“I only know my dad through seeing photographs and hearing stories, but I am always proud of him.”
Born in Tunisia in 1948, Morris Ayun moved to Israel as a young boy and his family settled in Ofakim, a small city in the Negev desert region.
In 1965, at age 18, he was conscripted into the Israeli army, and, when he turned twenty, he married and moved to Beersheba while continuing his national service, serving in several units.
Morin describes him to me while looking through family photographs.
“He was tall and handsome, and had blue eyes and dark blond hair.”
And then she trails off in a sense of acquired nostalgia.
“My oldest brother was ten at the time, and there were three more boys and a girl,” she says. And almost as an afterthought she adds, “And then me.”
“My mother never remarried, instead preferring her late husband retain the father role in our lives.
“From what I’m told, he was a real family man, very devoted to his wife and children. When he was off-duty, he would take the children hiking and to zoos and museums, and there are many pictures of their outings.
“It didn’t matter how much money he had, he would always make sure the family had everything they needed, whether it was toys or even nice clothes.”
Each year on June 6, the anniversary of the Lebanon war, the family commemorates his life and his legacy, sharing stories and memories.

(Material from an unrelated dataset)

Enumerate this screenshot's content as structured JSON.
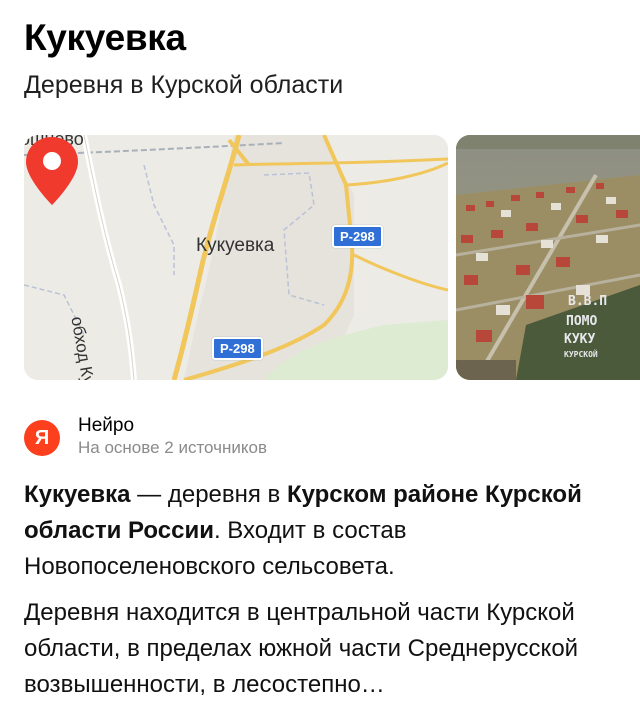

This year marks 30 years since his death, and, for the family, 30 years of pride and heartache.
“The pain never leaves, even after thirty years,” she says, her proud voice tinged with sadness.
“When your dad dies, all the happy moments in your life become mixed and intertwined with the sadness. It’s something that becomes a part of you.”
Morin, who now lives in the United States, was herself a soldier in the IDF.
“For my mom, it was kind of ‘come full circle’ watching me graduate as an officer after losing her husband to the same uniform.”
Our phone call has already lasted a while, but she shares one last thought.
“One time, when I was stationed near the Israel-Lebanon border, I stood on a hill overlooking the area. I just stood there and looked, wondering how far from here my father died.”
“I didn’t look at my neighbors and say, ‘oh they killed my dad’. I just wanted peace. The kind of peace that is real, without any hate, for Israel and her neighbors.”